To restate: powdered heroin is especially dangerous because potency gets increased by many market participants at many stages of the supply chain. Nobody adding adulterants knows what’s really in the powder before the adulteration or after the adulteration. The process is ignorance stacked on ignorance. Black tar heroin is safer because it functions as a kind of “lock box” against outside pollutants. Not that fentanyl can’t be added to black tar heroin, it’s just hard and impractical.
If we invented a new heroin that limited total potency and variability, we’d salute it as a public health innovation. The truth is: we already have a “safer heroin.” We should promote it. If saving lives and reducing overdoses is truly our goal, we should take advantage of this wonderful old invention: black tar “lock box” heroin. This reduction in overdose death can be accomplished at no cost. The method is “Do nothing.” Don’t prosecute black tar heroin. Put billboards everywhere with the public health message: “If you use, use black tar, not powder.”
What might consumers think?
Black tar heroin is often less potent that powdered heroin — at least when it crosses the border. Black tar heroin was 37% pure heroin in the DEA-tested samples, which were from heroin seizures of a kilogram or more, mostly at the border. (In other words, these were large wholesale amounts, not street-level quantities.)
Powdered heroin was 74% pure heroin, according to the DEA report. What this means for consumers is unknown. Powders essentially scream “adulterate me!” it’s impossible to know if powdered heroin that starts its journey at 74% purity ends up stronger or weaker when it’s sold to a consumer. Although nobody knows for sure, the powdered heroin is likely much, much stronger at the end of the journey than at the start. Synthetic opioids, treated like salt and pepper in the drug markets, have likely made the powder much more potent, even as the heroin gets diluted.
Ohio crime labs don’t distinguish between black tar and powdered heroin, not do the labs measure the amount of each drug contained in a mixture. A trace amount of a substance is treated the same as pure drug. Imagine a consumer, dealer, police officer, prosecutor or you looking at an off-white powder about which nothing is known. The powder could be:
- 80% fentanyl, 1% heroin and 19% baby powder, OR
- 0.00001% fentanyl, 5% heroin and 95% baby powder.

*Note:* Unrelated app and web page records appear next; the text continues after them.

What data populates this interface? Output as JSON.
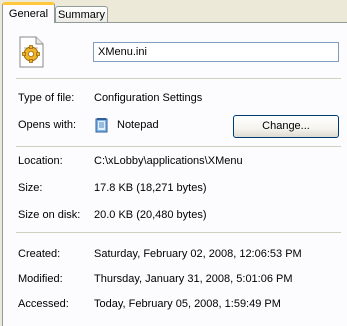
{
  "tabs": [
    {
      "label": "General"
    },
    {
      "label": "Summary"
    }
  ],
  "file": {
    "name": "XMenu.ini"
  },
  "type_of_file": {
    "label": "Type of file:",
    "value": "Configuration Settings"
  },
  "opens_with": {
    "label": "Opens with:",
    "app_name": "Notepad",
    "change_button_label": "Change..."
  },
  "location": {
    "label": "Location:",
    "value": "C:\\xLobby\\applications\\XMenu"
  },
  "size": {
    "label": "Size:",
    "value": "17.8 KB (18,271 bytes)"
  },
  "size_on_disk": {
    "label": "Size on disk:",
    "value": "20.0 KB (20,480 bytes)"
  },
  "created": {
    "label": "Created:",
    "value": "Saturday, February 02, 2008, 12:06:53 PM"
  },
  "modified": {
    "label": "Modified:",
    "value": "Thursday, January 31, 2008, 5:01:06 PM"
  },
  "accessed": {
    "label": "Accessed:",
    "value": "Today, February 05, 2008, 1:59:49 PM"
  },
  "icons": {
    "file_type_icon": "config-file-icon",
    "app_icon": "notepad-icon"
  }
}
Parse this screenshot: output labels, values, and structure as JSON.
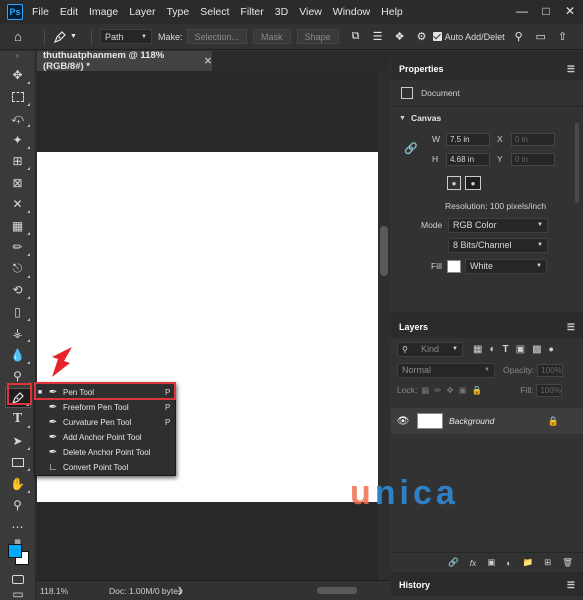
{
  "menubar": {
    "logo": "Ps",
    "items": [
      "File",
      "Edit",
      "Image",
      "Layer",
      "Type",
      "Select",
      "Filter",
      "3D",
      "View",
      "Window",
      "Help"
    ],
    "controls": [
      "minimize-icon",
      "maximize-icon",
      "close-icon"
    ]
  },
  "options": {
    "mode_value": "Path",
    "make_label": "Make:",
    "selection_button": "Selection...",
    "mask_button": "Mask",
    "shape_button": "Shape",
    "auto_add_delete": "Auto Add/Delet"
  },
  "document": {
    "tab_title": "thuthuatphanmem @ 118% (RGB/8#) *",
    "zoom": "118.1%",
    "doc_info": "Doc: 1.00M/0 bytes"
  },
  "flyout": {
    "items": [
      {
        "label": "Pen Tool",
        "shortcut": "P",
        "icon": "pen-icon",
        "selected": true
      },
      {
        "label": "Freeform Pen Tool",
        "shortcut": "P",
        "icon": "freeform-pen-icon",
        "selected": false
      },
      {
        "label": "Curvature Pen Tool",
        "shortcut": "P",
        "icon": "curvature-pen-icon",
        "selected": false
      },
      {
        "label": "Add Anchor Point Tool",
        "shortcut": "",
        "icon": "add-anchor-icon",
        "selected": false
      },
      {
        "label": "Delete Anchor Point Tool",
        "shortcut": "",
        "icon": "delete-anchor-icon",
        "selected": false
      },
      {
        "label": "Convert Point Tool",
        "shortcut": "",
        "icon": "convert-point-icon",
        "selected": false
      }
    ]
  },
  "properties": {
    "tab_title": "Properties",
    "doc_label": "Document",
    "canvas_label": "Canvas",
    "w_label": "W",
    "w_value": "7.5 in",
    "x_label": "X",
    "x_value": "0 in",
    "h_label": "H",
    "h_value": "4.68 in",
    "y_label": "Y",
    "y_value": "0 in",
    "resolution": "Resolution: 100 pixels/inch",
    "mode_label": "Mode",
    "mode_value": "RGB Color",
    "bits_value": "8 Bits/Channel",
    "fill_label": "Fill",
    "fill_value": "White"
  },
  "layers": {
    "tab_title": "Layers",
    "filter_kind": "Kind",
    "blend_mode": "Normal",
    "opacity_label": "Opacity:",
    "opacity_value": "100%",
    "lock_label": "Lock:",
    "fill_label": "Fill:",
    "fill_value": "100%",
    "layer_name": "Background"
  },
  "history": {
    "tab_title": "History"
  },
  "watermark": {
    "first": "u",
    "rest": "nica"
  },
  "colors": {
    "foreground": "#00aaff",
    "background": "#ffffff",
    "highlight": "#e0343c"
  }
}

The dangerousness of the two powders vary by many multiples. But the crime lab report will merely say “heroin-fentanyl.” The defendant will be sentenced as if these two mixtures are the same. They are not, other than being powders. The first one will kill you; the second one won’t.
The criminalization of drugs and drug users is supposed to be for reasons of public safety. The drug war is built on a foundation of factual ignorance. We must end our ignorance. Ohio’s #1 policy priority in its effort to reduce overdose death should be measuring drug quantities — not just presence, but quantity — in the 200,000+ drug items confiscated by law enforcement every year. Black tar heroin should be one category, powdered heroin another. We can never understand or significantly influence overdose deaths. People die of drug overdoses, not just doses. How much matters. Indeed, it’s the only thing that matters in life and death.
For now, dealers and users should seek out black tar heroin whenever possible. It should be sold at a premium because (a) it is really heroin, and (b) it is much, much safer that powdered “heroin.” The potency may be lower, but so will the variability, unpredictability and the risk of death. Remember, you can always use more, you can never use less. Be safe.